YOUR TASK:
For the records that follow, restate each one word for word and leave the images behind.

(Dataset rows describing interfaces)
= = = = =
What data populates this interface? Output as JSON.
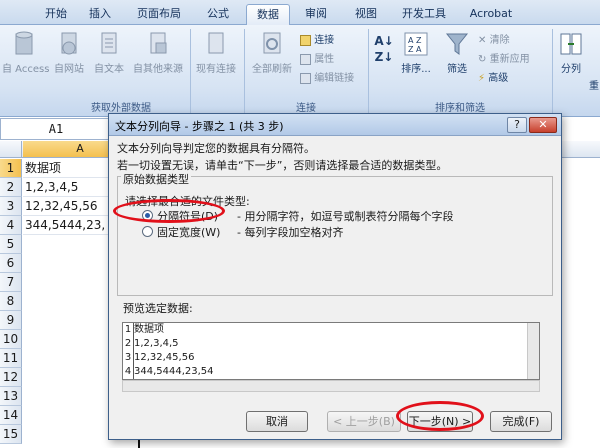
{
  "ribbon": {
    "tabs": [
      "开始",
      "插入",
      "页面布局",
      "公式",
      "数据",
      "审阅",
      "视图",
      "开发工具",
      "Acrobat"
    ],
    "active_tab": "数据",
    "groups": {
      "external": {
        "caption": "获取外部数据",
        "access": "自 Access",
        "web": "自网站",
        "text": "自文本",
        "other": "自其他来源",
        "existing": "现有连接"
      },
      "connections": {
        "caption": "连接",
        "refresh_all": "全部刷新",
        "connections": "连接",
        "properties": "属性",
        "edit_links": "编辑链接"
      },
      "sort_filter": {
        "caption": "排序和筛选",
        "sort": "排序...",
        "filter": "筛选",
        "clear": "清除",
        "reapply": "重新应用",
        "advanced": "高级"
      },
      "tools": {
        "split": "分列",
        "extra": "重"
      }
    }
  },
  "namebox": "A1",
  "sheet": {
    "col_a": "A",
    "rows": [
      "1",
      "2",
      "3",
      "4",
      "5",
      "6",
      "7",
      "8",
      "9",
      "10",
      "11",
      "12",
      "13",
      "14",
      "15"
    ],
    "cells": [
      "数据项",
      "1,2,3,4,5",
      "12,32,45,56",
      "344,5444,23,"
    ]
  },
  "dialog": {
    "title": "文本分列向导 - 步骤之 1 (共 3 步)",
    "help": "?",
    "close": "✕",
    "line1": "文本分列向导判定您的数据具有分隔符。",
    "line2": "若一切设置无误，请单击“下一步”，否则请选择最合适的数据类型。",
    "group_label": "原始数据类型",
    "prompt": "请选择最合适的文件类型:",
    "option_delimited": "分隔符号(D)",
    "option_delimited_desc": "- 用分隔字符，如逗号或制表符分隔每个字段",
    "option_fixed": "固定宽度(W)",
    "option_fixed_desc": "- 每列字段加空格对齐",
    "preview_label": "预览选定数据:",
    "preview_rows": [
      {
        "num": "1",
        "text": "数据项"
      },
      {
        "num": "2",
        "text": "1,2,3,4,5"
      },
      {
        "num": "3",
        "text": "12,32,45,56"
      },
      {
        "num": "4",
        "text": "344,5444,23,54"
      }
    ],
    "buttons": {
      "cancel": "取消",
      "back": "< 上一步(B)",
      "next": "下一步(N) >",
      "finish": "完成(F)"
    }
  }
}
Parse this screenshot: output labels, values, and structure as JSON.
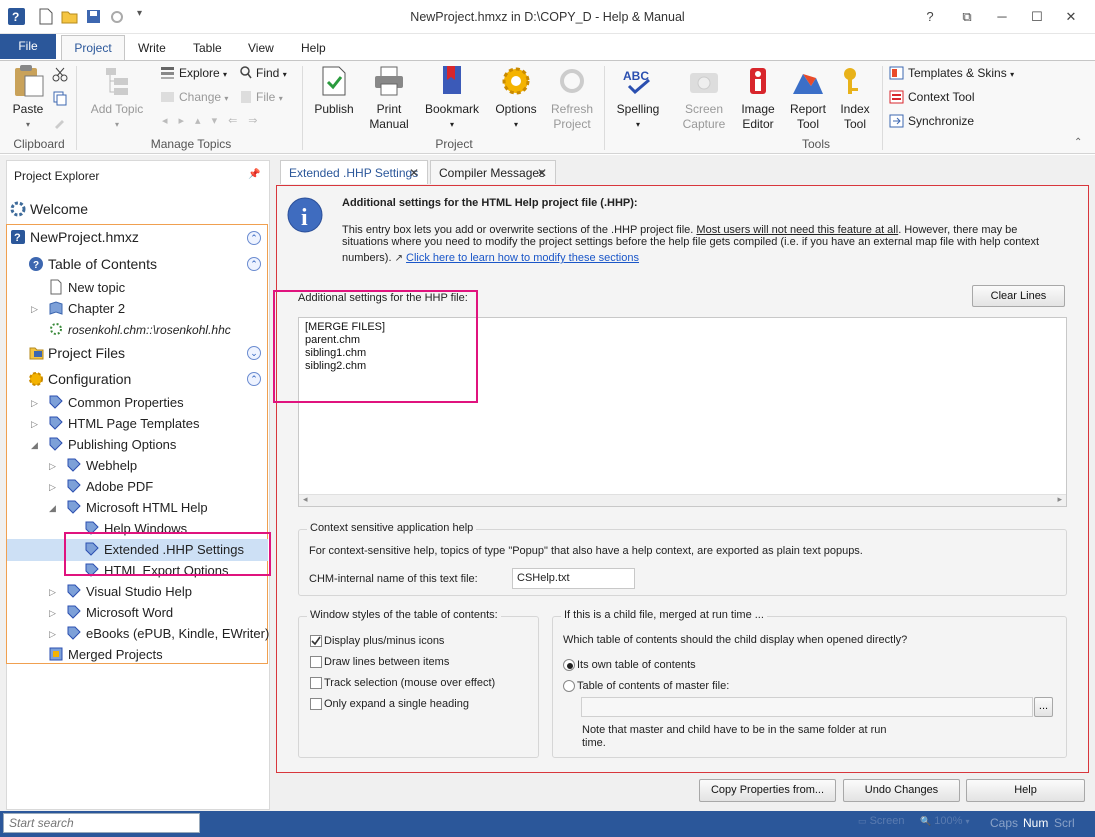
{
  "window": {
    "title": "NewProject.hmxz in D:\\COPY_D - Help & Manual",
    "help_btn": "?",
    "restore_btn": "⧉",
    "minimize_btn": "─",
    "maximize_btn": "☐",
    "close_btn": "✕"
  },
  "ribbon_tabs": {
    "file": "File",
    "project": "Project",
    "write": "Write",
    "table": "Table",
    "view": "View",
    "help": "Help"
  },
  "ribbon": {
    "clipboard": {
      "label": "Clipboard",
      "paste": "Paste"
    },
    "manage_topics": {
      "label": "Manage Topics",
      "add_topic": "Add Topic",
      "explore": "Explore",
      "find": "Find",
      "change": "Change",
      "file": "File"
    },
    "project": {
      "label": "Project",
      "publish": "Publish",
      "print_manual_1": "Print",
      "print_manual_2": "Manual",
      "bookmark": "Bookmark",
      "options": "Options",
      "refresh_1": "Refresh",
      "refresh_2": "Project"
    },
    "tools": {
      "label": "Tools",
      "spelling": "Spelling",
      "screen_capture_1": "Screen",
      "screen_capture_2": "Capture",
      "image_editor_1": "Image",
      "image_editor_2": "Editor",
      "report_tool_1": "Report",
      "report_tool_2": "Tool",
      "index_tool_1": "Index",
      "index_tool_2": "Tool",
      "templates_skins": "Templates & Skins",
      "context_tool": "Context Tool",
      "synchronize": "Synchronize"
    }
  },
  "explorer": {
    "title": "Project Explorer",
    "welcome": "Welcome",
    "project": "NewProject.hmxz",
    "toc": "Table of Contents",
    "new_topic": "New topic",
    "chapter2": "Chapter 2",
    "rosenkohl": "rosenkohl.chm::\\rosenkohl.hhc",
    "project_files": "Project Files",
    "configuration": "Configuration",
    "common_properties": "Common Properties",
    "html_page_templates": "HTML Page Templates",
    "publishing_options": "Publishing Options",
    "webhelp": "Webhelp",
    "adobe_pdf": "Adobe PDF",
    "ms_html_help": "Microsoft HTML Help",
    "help_windows": "Help Windows",
    "extended_hhp": "Extended .HHP Settings",
    "html_export": "HTML Export Options",
    "visual_studio_help": "Visual Studio Help",
    "ms_word": "Microsoft Word",
    "ebooks": "eBooks (ePUB, Kindle, EWriter)",
    "merged_projects": "Merged Projects"
  },
  "doc_tabs": {
    "extended": "Extended .HHP Settings",
    "compiler": "Compiler Messages"
  },
  "content": {
    "heading": "Additional settings for the HTML Help project file (.HHP):",
    "desc_1": "This entry box lets you add or overwrite sections of the .HHP project file.",
    "desc_underlined": "Most users will not need this feature at all",
    "desc_2": ". However, there may be",
    "desc_3": "situations where you need to modify the project settings before the help file gets compiled (i.e. if you have an external map file with help context",
    "desc_4": "numbers).",
    "desc_link": "Click here to learn how to modify these sections",
    "hhp_label": "Additional settings for the HHP file:",
    "clear_lines": "Clear Lines",
    "hhp_lines": [
      "[MERGE FILES]",
      "parent.chm",
      "sibling1.chm",
      "sibling2.chm"
    ],
    "context_group": "Context sensitive application help",
    "context_desc": "For context-sensitive help, topics of type \"Popup\" that also have a help context, are exported as plain text popups.",
    "chm_internal_label": "CHM-internal name of this text file:",
    "chm_internal_value": "CSHelp.txt",
    "window_styles_group": "Window styles of the table of contents:",
    "display_plus_minus": "Display plus/minus icons",
    "draw_lines": "Draw lines between items",
    "track_selection": "Track selection (mouse over effect)",
    "only_expand": "Only expand a single heading",
    "child_group": "If this is a child file, merged at run time ...",
    "child_question": "Which table of contents should the child display when opened directly?",
    "its_own_toc": "Its own table of contents",
    "master_toc": "Table of contents of  master file:",
    "browse": "...",
    "note_1": "Note that master and child have to be in the same folder at run",
    "note_2": "time."
  },
  "footer_buttons": {
    "copy_properties": "Copy Properties from...",
    "undo_changes": "Undo Changes",
    "help": "Help"
  },
  "statusbar": {
    "search_placeholder": "Start search",
    "screen": "Screen",
    "zoom": "100%",
    "caps": "Caps",
    "num": "Num",
    "scrl": "Scrl"
  },
  "colors": {
    "accent": "#2b579a",
    "highlight": "#e0137e",
    "link": "#1a56c8",
    "panel_border": "#d8363c"
  }
}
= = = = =
RESULT OF THE EXERCISE:
What data populates this interface? Output as JSON.
{
  "ribbon": {
    "tabs": [
      "开始",
      "插入",
      "页面布局",
      "公式",
      "数据",
      "审阅",
      "视图",
      "开发工具",
      "Acrobat"
    ],
    "active_tab": "数据",
    "groups": {
      "external": {
        "caption": "获取外部数据",
        "access": "自 Access",
        "web": "自网站",
        "text": "自文本",
        "other": "自其他来源",
        "existing": "现有连接"
      },
      "connections": {
        "caption": "连接",
        "refresh_all": "全部刷新",
        "connections": "连接",
        "properties": "属性",
        "edit_links": "编辑链接"
      },
      "sort_filter": {
        "caption": "排序和筛选",
        "sort": "排序...",
        "filter": "筛选",
        "clear": "清除",
        "reapply": "重新应用",
        "advanced": "高级"
      },
      "tools": {
        "split": "分列",
        "extra": "重"
      }
    }
  },
  "namebox": "A1",
  "sheet": {
    "col_a": "A",
    "rows": [
      "1",
      "2",
      "3",
      "4",
      "5",
      "6",
      "7",
      "8",
      "9",
      "10",
      "11",
      "12",
      "13",
      "14",
      "15"
    ],
    "cells": [
      "数据项",
      "1,2,3,4,5",
      "12,32,45,56",
      "344,5444,23,"
    ]
  },
  "dialog": {
    "title": "文本分列向导 - 步骤之 1 (共 3 步)",
    "help": "?",
    "close": "✕",
    "line1": "文本分列向导判定您的数据具有分隔符。",
    "line2": "若一切设置无误，请单击“下一步”，否则请选择最合适的数据类型。",
    "group_label": "原始数据类型",
    "prompt": "请选择最合适的文件类型:",
    "option_delimited": "分隔符号(D)",
    "option_delimited_desc": "- 用分隔字符，如逗号或制表符分隔每个字段",
    "option_fixed": "固定宽度(W)",
    "option_fixed_desc": "- 每列字段加空格对齐",
    "preview_label": "预览选定数据:",
    "preview_rows": [
      {
        "num": "1",
        "text": "数据项"
      },
      {
        "num": "2",
        "text": "1,2,3,4,5"
      },
      {
        "num": "3",
        "text": "12,32,45,56"
      },
      {
        "num": "4",
        "text": "344,5444,23,54"
      }
    ],
    "buttons": {
      "cancel": "取消",
      "back": "< 上一步(B)",
      "next": "下一步(N) >",
      "finish": "完成(F)"
    }
  }
}
Parse this screenshot: output labels, values, and structure as JSON.
{
  "window": {
    "title": "NewProject.hmxz in D:\\COPY_D - Help & Manual",
    "help_btn": "?",
    "restore_btn": "⧉",
    "minimize_btn": "─",
    "maximize_btn": "☐",
    "close_btn": "✕"
  },
  "ribbon_tabs": {
    "file": "File",
    "project": "Project",
    "write": "Write",
    "table": "Table",
    "view": "View",
    "help": "Help"
  },
  "ribbon": {
    "clipboard": {
      "label": "Clipboard",
      "paste": "Paste"
    },
    "manage_topics": {
      "label": "Manage Topics",
      "add_topic": "Add Topic",
      "explore": "Explore",
      "find": "Find",
      "change": "Change",
      "file": "File"
    },
    "project": {
      "label": "Project",
      "publish": "Publish",
      "print_manual_1": "Print",
      "print_manual_2": "Manual",
      "bookmark": "Bookmark",
      "options": "Options",
      "refresh_1": "Refresh",
      "refresh_2": "Project"
    },
    "tools": {
      "label": "Tools",
      "spelling": "Spelling",
      "screen_capture_1": "Screen",
      "screen_capture_2": "Capture",
      "image_editor_1": "Image",
      "image_editor_2": "Editor",
      "report_tool_1": "Report",
      "report_tool_2": "Tool",
      "index_tool_1": "Index",
      "index_tool_2": "Tool",
      "templates_skins": "Templates & Skins",
      "context_tool": "Context Tool",
      "synchronize": "Synchronize"
    }
  },
  "explorer": {
    "title": "Project Explorer",
    "welcome": "Welcome",
    "project": "NewProject.hmxz",
    "toc": "Table of Contents",
    "new_topic": "New topic",
    "chapter2": "Chapter 2",
    "rosenkohl": "rosenkohl.chm::\\rosenkohl.hhc",
    "project_files": "Project Files",
    "configuration": "Configuration",
    "common_properties": "Common Properties",
    "html_page_templates": "HTML Page Templates",
    "publishing_options": "Publishing Options",
    "webhelp": "Webhelp",
    "adobe_pdf": "Adobe PDF",
    "ms_html_help": "Microsoft HTML Help",
    "help_windows": "Help Windows",
    "extended_hhp": "Extended .HHP Settings",
    "html_export": "HTML Export Options",
    "visual_studio_help": "Visual Studio Help",
    "ms_word": "Microsoft Word",
    "ebooks": "eBooks (ePUB, Kindle, EWriter)",
    "merged_projects": "Merged Projects"
  },
  "doc_tabs": {
    "extended": "Extended .HHP Settings",
    "compiler": "Compiler Messages"
  },
  "content": {
    "heading": "Additional settings for the HTML Help project file (.HHP):",
    "desc_1": "This entry box lets you add or overwrite sections of the .HHP project file.",
    "desc_underlined": "Most users will not need this feature at all",
    "desc_2": ". However, there may be",
    "desc_3": "situations where you need to modify the project settings before the help file gets compiled (i.e. if you have an external map file with help context",
    "desc_4": "numbers).",
    "desc_link": "Click here to learn how to modify these sections",
    "hhp_label": "Additional settings for the HHP file:",
    "clear_lines": "Clear Lines",
    "hhp_lines": [
      "[MERGE FILES]",
      "parent.chm",
      "sibling1.chm",
      "sibling2.chm"
    ],
    "context_group": "Context sensitive application help",
    "context_desc": "For context-sensitive help, topics of type \"Popup\" that also have a help context, are exported as plain text popups.",
    "chm_internal_label": "CHM-internal name of this text file:",
    "chm_internal_value": "CSHelp.txt",
    "window_styles_group": "Window styles of the table of contents:",
    "display_plus_minus": "Display plus/minus icons",
    "draw_lines": "Draw lines between items",
    "track_selection": "Track selection (mouse over effect)",
    "only_expand": "Only expand a single heading",
    "child_group": "If this is a child file, merged at run time ...",
    "child_question": "Which table of contents should the child display when opened directly?",
    "its_own_toc": "Its own table of contents",
    "master_toc": "Table of contents of  master file:",
    "browse": "...",
    "note_1": "Note that master and child have to be in the same folder at run",
    "note_2": "time."
  },
  "footer_buttons": {
    "copy_properties": "Copy Properties from...",
    "undo_changes": "Undo Changes",
    "help": "Help"
  },
  "statusbar": {
    "search_placeholder": "Start search",
    "screen": "Screen",
    "zoom": "100%",
    "caps": "Caps",
    "num": "Num",
    "scrl": "Scrl"
  },
  "colors": {
    "accent": "#2b579a",
    "highlight": "#e0137e",
    "link": "#1a56c8",
    "panel_border": "#d8363c"
  }
}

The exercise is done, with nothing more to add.